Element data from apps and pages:
*** Begin section ***

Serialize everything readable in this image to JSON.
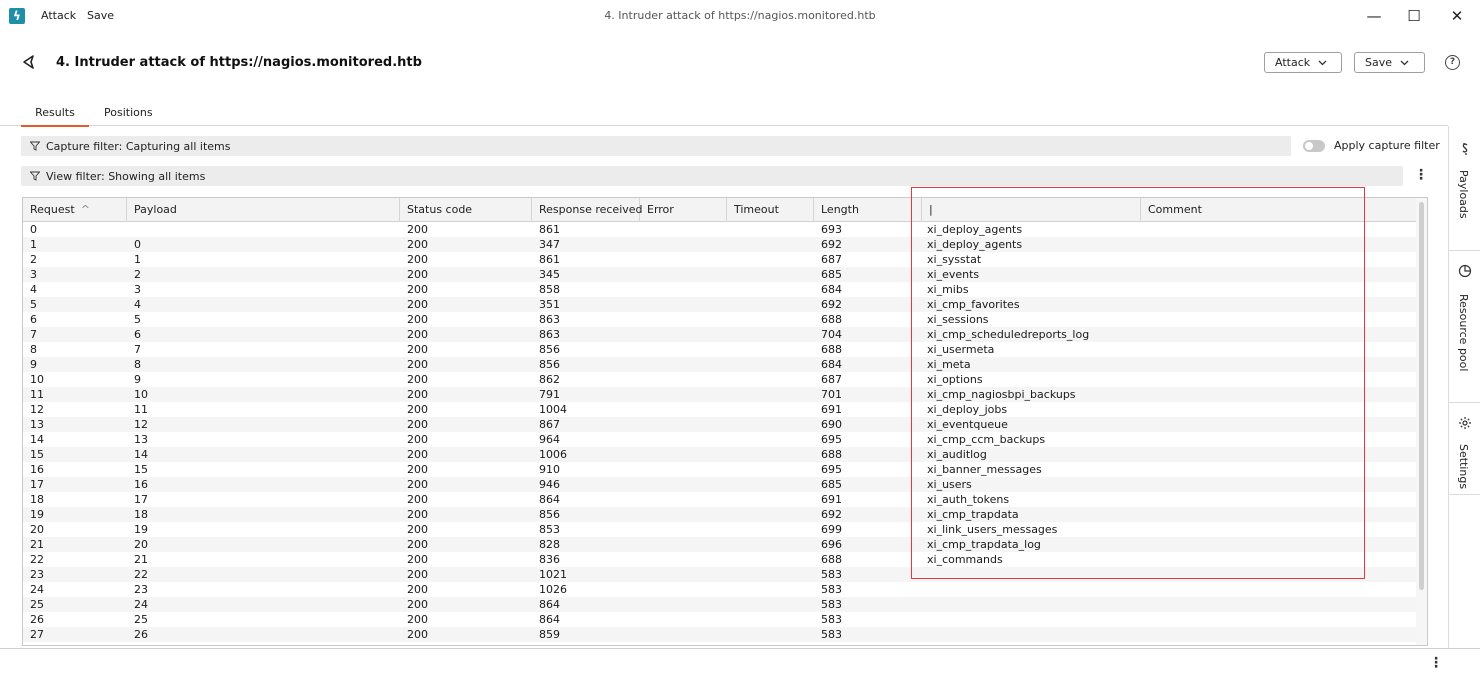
{
  "titlebar": {
    "menu": [
      "Attack",
      "Save"
    ],
    "window_title": "4. Intruder attack of https://nagios.monitored.htb",
    "minimize": "—",
    "maximize": "☐",
    "close": "✕"
  },
  "header": {
    "title": "4. Intruder attack of https://nagios.monitored.htb",
    "attack_button": "Attack",
    "save_button": "Save",
    "help": "?"
  },
  "tabs": [
    "Results",
    "Positions"
  ],
  "active_tab": "Results",
  "filters": {
    "capture": "Capture filter: Capturing all items",
    "view": "View filter: Showing all items",
    "apply_capture_label": "Apply capture filter",
    "apply_capture_on": false
  },
  "table": {
    "columns": [
      "Request",
      "Payload",
      "Status code",
      "Response received",
      "Error",
      "Timeout",
      "Length",
      "|",
      "Comment"
    ],
    "sort_indicator": "^",
    "rows": [
      [
        "0",
        "",
        "200",
        "861",
        "",
        "",
        "693",
        "xi_deploy_agents",
        ""
      ],
      [
        "1",
        "0",
        "200",
        "347",
        "",
        "",
        "692",
        "xi_deploy_agents",
        ""
      ],
      [
        "2",
        "1",
        "200",
        "861",
        "",
        "",
        "687",
        "xi_sysstat",
        ""
      ],
      [
        "3",
        "2",
        "200",
        "345",
        "",
        "",
        "685",
        "xi_events",
        ""
      ],
      [
        "4",
        "3",
        "200",
        "858",
        "",
        "",
        "684",
        "xi_mibs",
        ""
      ],
      [
        "5",
        "4",
        "200",
        "351",
        "",
        "",
        "692",
        "xi_cmp_favorites",
        ""
      ],
      [
        "6",
        "5",
        "200",
        "863",
        "",
        "",
        "688",
        "xi_sessions",
        ""
      ],
      [
        "7",
        "6",
        "200",
        "863",
        "",
        "",
        "704",
        "xi_cmp_scheduledreports_log",
        ""
      ],
      [
        "8",
        "7",
        "200",
        "856",
        "",
        "",
        "688",
        "xi_usermeta",
        ""
      ],
      [
        "9",
        "8",
        "200",
        "856",
        "",
        "",
        "684",
        "xi_meta",
        ""
      ],
      [
        "10",
        "9",
        "200",
        "862",
        "",
        "",
        "687",
        "xi_options",
        ""
      ],
      [
        "11",
        "10",
        "200",
        "791",
        "",
        "",
        "701",
        "xi_cmp_nagiosbpi_backups",
        ""
      ],
      [
        "12",
        "11",
        "200",
        "1004",
        "",
        "",
        "691",
        "xi_deploy_jobs",
        ""
      ],
      [
        "13",
        "12",
        "200",
        "867",
        "",
        "",
        "690",
        "xi_eventqueue",
        ""
      ],
      [
        "14",
        "13",
        "200",
        "964",
        "",
        "",
        "695",
        "xi_cmp_ccm_backups",
        ""
      ],
      [
        "15",
        "14",
        "200",
        "1006",
        "",
        "",
        "688",
        "xi_auditlog",
        ""
      ],
      [
        "16",
        "15",
        "200",
        "910",
        "",
        "",
        "695",
        "xi_banner_messages",
        ""
      ],
      [
        "17",
        "16",
        "200",
        "946",
        "",
        "",
        "685",
        "xi_users",
        ""
      ],
      [
        "18",
        "17",
        "200",
        "864",
        "",
        "",
        "691",
        "xi_auth_tokens",
        ""
      ],
      [
        "19",
        "18",
        "200",
        "856",
        "",
        "",
        "692",
        "xi_cmp_trapdata",
        ""
      ],
      [
        "20",
        "19",
        "200",
        "853",
        "",
        "",
        "699",
        "xi_link_users_messages",
        ""
      ],
      [
        "21",
        "20",
        "200",
        "828",
        "",
        "",
        "696",
        "xi_cmp_trapdata_log",
        ""
      ],
      [
        "22",
        "21",
        "200",
        "836",
        "",
        "",
        "688",
        "xi_commands",
        ""
      ],
      [
        "23",
        "22",
        "200",
        "1021",
        "",
        "",
        "583",
        "",
        ""
      ],
      [
        "24",
        "23",
        "200",
        "1026",
        "",
        "",
        "583",
        "",
        ""
      ],
      [
        "25",
        "24",
        "200",
        "864",
        "",
        "",
        "583",
        "",
        ""
      ],
      [
        "26",
        "25",
        "200",
        "864",
        "",
        "",
        "583",
        "",
        ""
      ],
      [
        "27",
        "26",
        "200",
        "859",
        "",
        "",
        "583",
        "",
        ""
      ]
    ]
  },
  "sidebar": {
    "items": [
      "Payloads",
      "Resource pool",
      "Settings"
    ]
  },
  "colors": {
    "accent": "#e55b25",
    "highlight": "#e23a3a",
    "logo": "#1e8fa6"
  }
}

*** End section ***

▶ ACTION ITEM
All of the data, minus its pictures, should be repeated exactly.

▶ WRITTEN SOLUTION
Serialize everything readable in this image to JSON.
{
  "titlebar": {
    "menu": [
      "Attack",
      "Save"
    ],
    "window_title": "4. Intruder attack of https://nagios.monitored.htb",
    "minimize": "—",
    "maximize": "☐",
    "close": "✕"
  },
  "header": {
    "title": "4. Intruder attack of https://nagios.monitored.htb",
    "attack_button": "Attack",
    "save_button": "Save",
    "help": "?"
  },
  "tabs": [
    "Results",
    "Positions"
  ],
  "active_tab": "Results",
  "filters": {
    "capture": "Capture filter: Capturing all items",
    "view": "View filter: Showing all items",
    "apply_capture_label": "Apply capture filter",
    "apply_capture_on": false
  },
  "table": {
    "columns": [
      "Request",
      "Payload",
      "Status code",
      "Response received",
      "Error",
      "Timeout",
      "Length",
      "|",
      "Comment"
    ],
    "sort_indicator": "^",
    "rows": [
      [
        "0",
        "",
        "200",
        "861",
        "",
        "",
        "693",
        "xi_deploy_agents",
        ""
      ],
      [
        "1",
        "0",
        "200",
        "347",
        "",
        "",
        "692",
        "xi_deploy_agents",
        ""
      ],
      [
        "2",
        "1",
        "200",
        "861",
        "",
        "",
        "687",
        "xi_sysstat",
        ""
      ],
      [
        "3",
        "2",
        "200",
        "345",
        "",
        "",
        "685",
        "xi_events",
        ""
      ],
      [
        "4",
        "3",
        "200",
        "858",
        "",
        "",
        "684",
        "xi_mibs",
        ""
      ],
      [
        "5",
        "4",
        "200",
        "351",
        "",
        "",
        "692",
        "xi_cmp_favorites",
        ""
      ],
      [
        "6",
        "5",
        "200",
        "863",
        "",
        "",
        "688",
        "xi_sessions",
        ""
      ],
      [
        "7",
        "6",
        "200",
        "863",
        "",
        "",
        "704",
        "xi_cmp_scheduledreports_log",
        ""
      ],
      [
        "8",
        "7",
        "200",
        "856",
        "",
        "",
        "688",
        "xi_usermeta",
        ""
      ],
      [
        "9",
        "8",
        "200",
        "856",
        "",
        "",
        "684",
        "xi_meta",
        ""
      ],
      [
        "10",
        "9",
        "200",
        "862",
        "",
        "",
        "687",
        "xi_options",
        ""
      ],
      [
        "11",
        "10",
        "200",
        "791",
        "",
        "",
        "701",
        "xi_cmp_nagiosbpi_backups",
        ""
      ],
      [
        "12",
        "11",
        "200",
        "1004",
        "",
        "",
        "691",
        "xi_deploy_jobs",
        ""
      ],
      [
        "13",
        "12",
        "200",
        "867",
        "",
        "",
        "690",
        "xi_eventqueue",
        ""
      ],
      [
        "14",
        "13",
        "200",
        "964",
        "",
        "",
        "695",
        "xi_cmp_ccm_backups",
        ""
      ],
      [
        "15",
        "14",
        "200",
        "1006",
        "",
        "",
        "688",
        "xi_auditlog",
        ""
      ],
      [
        "16",
        "15",
        "200",
        "910",
        "",
        "",
        "695",
        "xi_banner_messages",
        ""
      ],
      [
        "17",
        "16",
        "200",
        "946",
        "",
        "",
        "685",
        "xi_users",
        ""
      ],
      [
        "18",
        "17",
        "200",
        "864",
        "",
        "",
        "691",
        "xi_auth_tokens",
        ""
      ],
      [
        "19",
        "18",
        "200",
        "856",
        "",
        "",
        "692",
        "xi_cmp_trapdata",
        ""
      ],
      [
        "20",
        "19",
        "200",
        "853",
        "",
        "",
        "699",
        "xi_link_users_messages",
        ""
      ],
      [
        "21",
        "20",
        "200",
        "828",
        "",
        "",
        "696",
        "xi_cmp_trapdata_log",
        ""
      ],
      [
        "22",
        "21",
        "200",
        "836",
        "",
        "",
        "688",
        "xi_commands",
        ""
      ],
      [
        "23",
        "22",
        "200",
        "1021",
        "",
        "",
        "583",
        "",
        ""
      ],
      [
        "24",
        "23",
        "200",
        "1026",
        "",
        "",
        "583",
        "",
        ""
      ],
      [
        "25",
        "24",
        "200",
        "864",
        "",
        "",
        "583",
        "",
        ""
      ],
      [
        "26",
        "25",
        "200",
        "864",
        "",
        "",
        "583",
        "",
        ""
      ],
      [
        "27",
        "26",
        "200",
        "859",
        "",
        "",
        "583",
        "",
        ""
      ]
    ]
  },
  "sidebar": {
    "items": [
      "Payloads",
      "Resource pool",
      "Settings"
    ]
  },
  "colors": {
    "accent": "#e55b25",
    "highlight": "#e23a3a",
    "logo": "#1e8fa6"
  }
}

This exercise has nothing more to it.